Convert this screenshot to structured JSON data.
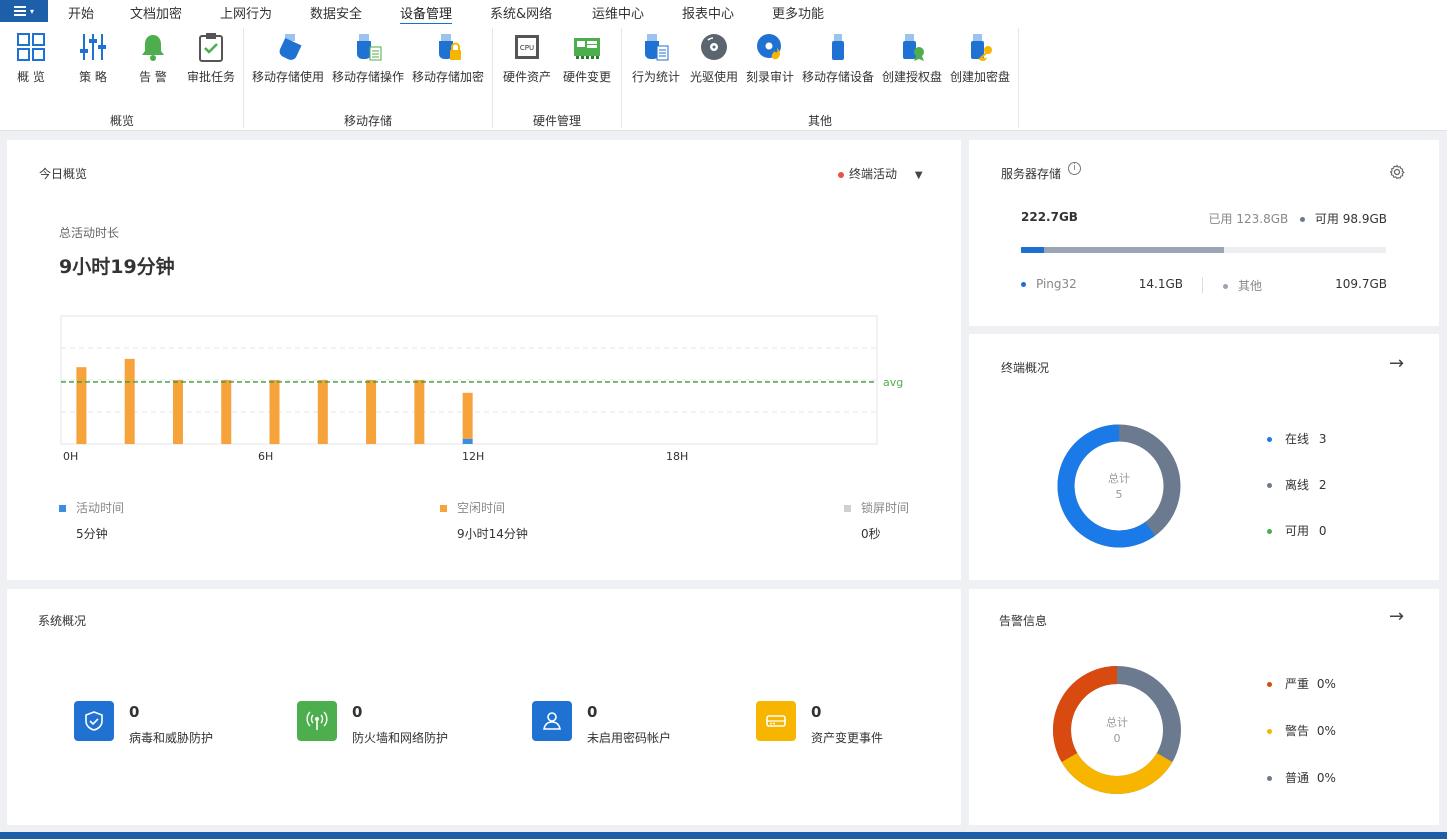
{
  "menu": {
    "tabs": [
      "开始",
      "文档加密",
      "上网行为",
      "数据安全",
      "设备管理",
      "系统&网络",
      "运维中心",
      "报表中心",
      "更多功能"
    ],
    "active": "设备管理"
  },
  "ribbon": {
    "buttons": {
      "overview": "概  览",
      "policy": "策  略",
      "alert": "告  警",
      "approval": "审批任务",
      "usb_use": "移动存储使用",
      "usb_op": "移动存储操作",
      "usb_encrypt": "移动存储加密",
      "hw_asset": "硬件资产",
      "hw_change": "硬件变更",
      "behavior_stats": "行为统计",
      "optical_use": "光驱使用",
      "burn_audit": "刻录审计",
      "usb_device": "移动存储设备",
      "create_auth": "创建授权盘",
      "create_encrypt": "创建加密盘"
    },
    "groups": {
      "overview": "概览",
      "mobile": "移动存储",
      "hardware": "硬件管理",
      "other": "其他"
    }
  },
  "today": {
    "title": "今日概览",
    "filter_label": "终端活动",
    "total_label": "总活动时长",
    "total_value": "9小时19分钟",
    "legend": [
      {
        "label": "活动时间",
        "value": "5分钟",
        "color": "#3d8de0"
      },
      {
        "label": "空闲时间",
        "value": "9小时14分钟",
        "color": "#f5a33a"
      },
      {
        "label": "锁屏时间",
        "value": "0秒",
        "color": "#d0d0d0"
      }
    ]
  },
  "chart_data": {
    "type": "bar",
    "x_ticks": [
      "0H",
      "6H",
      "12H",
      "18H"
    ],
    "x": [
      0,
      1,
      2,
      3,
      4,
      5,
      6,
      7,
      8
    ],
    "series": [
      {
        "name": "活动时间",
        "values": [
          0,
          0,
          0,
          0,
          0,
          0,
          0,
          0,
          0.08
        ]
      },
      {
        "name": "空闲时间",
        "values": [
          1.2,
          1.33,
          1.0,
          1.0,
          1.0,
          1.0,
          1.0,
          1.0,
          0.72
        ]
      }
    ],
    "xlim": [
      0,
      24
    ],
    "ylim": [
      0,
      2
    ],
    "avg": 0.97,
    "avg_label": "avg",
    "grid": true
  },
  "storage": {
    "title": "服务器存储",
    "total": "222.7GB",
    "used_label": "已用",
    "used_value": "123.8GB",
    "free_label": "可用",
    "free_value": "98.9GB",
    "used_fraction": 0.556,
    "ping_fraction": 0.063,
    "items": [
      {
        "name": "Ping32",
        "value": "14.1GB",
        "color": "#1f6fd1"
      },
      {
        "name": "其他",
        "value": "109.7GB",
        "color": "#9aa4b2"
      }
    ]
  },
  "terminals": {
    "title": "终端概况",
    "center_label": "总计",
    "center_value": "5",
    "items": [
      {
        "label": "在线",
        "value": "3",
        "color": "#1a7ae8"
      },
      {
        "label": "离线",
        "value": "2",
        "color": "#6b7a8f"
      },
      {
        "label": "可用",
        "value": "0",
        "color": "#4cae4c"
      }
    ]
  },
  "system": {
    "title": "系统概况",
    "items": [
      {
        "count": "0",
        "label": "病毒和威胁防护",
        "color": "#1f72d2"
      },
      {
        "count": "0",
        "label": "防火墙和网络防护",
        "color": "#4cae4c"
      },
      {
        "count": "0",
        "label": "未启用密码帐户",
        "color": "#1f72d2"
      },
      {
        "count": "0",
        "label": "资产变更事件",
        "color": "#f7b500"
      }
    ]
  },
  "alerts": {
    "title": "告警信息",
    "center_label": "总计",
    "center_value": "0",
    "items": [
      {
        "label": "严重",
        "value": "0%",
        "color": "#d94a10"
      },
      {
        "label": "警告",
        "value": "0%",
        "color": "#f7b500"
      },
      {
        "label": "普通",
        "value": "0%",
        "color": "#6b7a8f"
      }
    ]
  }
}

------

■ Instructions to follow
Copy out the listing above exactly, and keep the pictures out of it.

■ Solution to this task
Convert this screenshot to structured JSON data.
{
  "menu": {
    "tabs": [
      "开始",
      "文档加密",
      "上网行为",
      "数据安全",
      "设备管理",
      "系统&网络",
      "运维中心",
      "报表中心",
      "更多功能"
    ],
    "active": "设备管理"
  },
  "ribbon": {
    "buttons": {
      "overview": "概  览",
      "policy": "策  略",
      "alert": "告  警",
      "approval": "审批任务",
      "usb_use": "移动存储使用",
      "usb_op": "移动存储操作",
      "usb_encrypt": "移动存储加密",
      "hw_asset": "硬件资产",
      "hw_change": "硬件变更",
      "behavior_stats": "行为统计",
      "optical_use": "光驱使用",
      "burn_audit": "刻录审计",
      "usb_device": "移动存储设备",
      "create_auth": "创建授权盘",
      "create_encrypt": "创建加密盘"
    },
    "groups": {
      "overview": "概览",
      "mobile": "移动存储",
      "hardware": "硬件管理",
      "other": "其他"
    }
  },
  "today": {
    "title": "今日概览",
    "filter_label": "终端活动",
    "total_label": "总活动时长",
    "total_value": "9小时19分钟",
    "legend": [
      {
        "label": "活动时间",
        "value": "5分钟",
        "color": "#3d8de0"
      },
      {
        "label": "空闲时间",
        "value": "9小时14分钟",
        "color": "#f5a33a"
      },
      {
        "label": "锁屏时间",
        "value": "0秒",
        "color": "#d0d0d0"
      }
    ]
  },
  "chart_data": {
    "type": "bar",
    "x_ticks": [
      "0H",
      "6H",
      "12H",
      "18H"
    ],
    "x": [
      0,
      1,
      2,
      3,
      4,
      5,
      6,
      7,
      8
    ],
    "series": [
      {
        "name": "活动时间",
        "values": [
          0,
          0,
          0,
          0,
          0,
          0,
          0,
          0,
          0.08
        ]
      },
      {
        "name": "空闲时间",
        "values": [
          1.2,
          1.33,
          1.0,
          1.0,
          1.0,
          1.0,
          1.0,
          1.0,
          0.72
        ]
      }
    ],
    "xlim": [
      0,
      24
    ],
    "ylim": [
      0,
      2
    ],
    "avg": 0.97,
    "avg_label": "avg",
    "grid": true
  },
  "storage": {
    "title": "服务器存储",
    "total": "222.7GB",
    "used_label": "已用",
    "used_value": "123.8GB",
    "free_label": "可用",
    "free_value": "98.9GB",
    "used_fraction": 0.556,
    "ping_fraction": 0.063,
    "items": [
      {
        "name": "Ping32",
        "value": "14.1GB",
        "color": "#1f6fd1"
      },
      {
        "name": "其他",
        "value": "109.7GB",
        "color": "#9aa4b2"
      }
    ]
  },
  "terminals": {
    "title": "终端概况",
    "center_label": "总计",
    "center_value": "5",
    "items": [
      {
        "label": "在线",
        "value": "3",
        "color": "#1a7ae8"
      },
      {
        "label": "离线",
        "value": "2",
        "color": "#6b7a8f"
      },
      {
        "label": "可用",
        "value": "0",
        "color": "#4cae4c"
      }
    ]
  },
  "system": {
    "title": "系统概况",
    "items": [
      {
        "count": "0",
        "label": "病毒和威胁防护",
        "color": "#1f72d2"
      },
      {
        "count": "0",
        "label": "防火墙和网络防护",
        "color": "#4cae4c"
      },
      {
        "count": "0",
        "label": "未启用密码帐户",
        "color": "#1f72d2"
      },
      {
        "count": "0",
        "label": "资产变更事件",
        "color": "#f7b500"
      }
    ]
  },
  "alerts": {
    "title": "告警信息",
    "center_label": "总计",
    "center_value": "0",
    "items": [
      {
        "label": "严重",
        "value": "0%",
        "color": "#d94a10"
      },
      {
        "label": "警告",
        "value": "0%",
        "color": "#f7b500"
      },
      {
        "label": "普通",
        "value": "0%",
        "color": "#6b7a8f"
      }
    ]
  }
}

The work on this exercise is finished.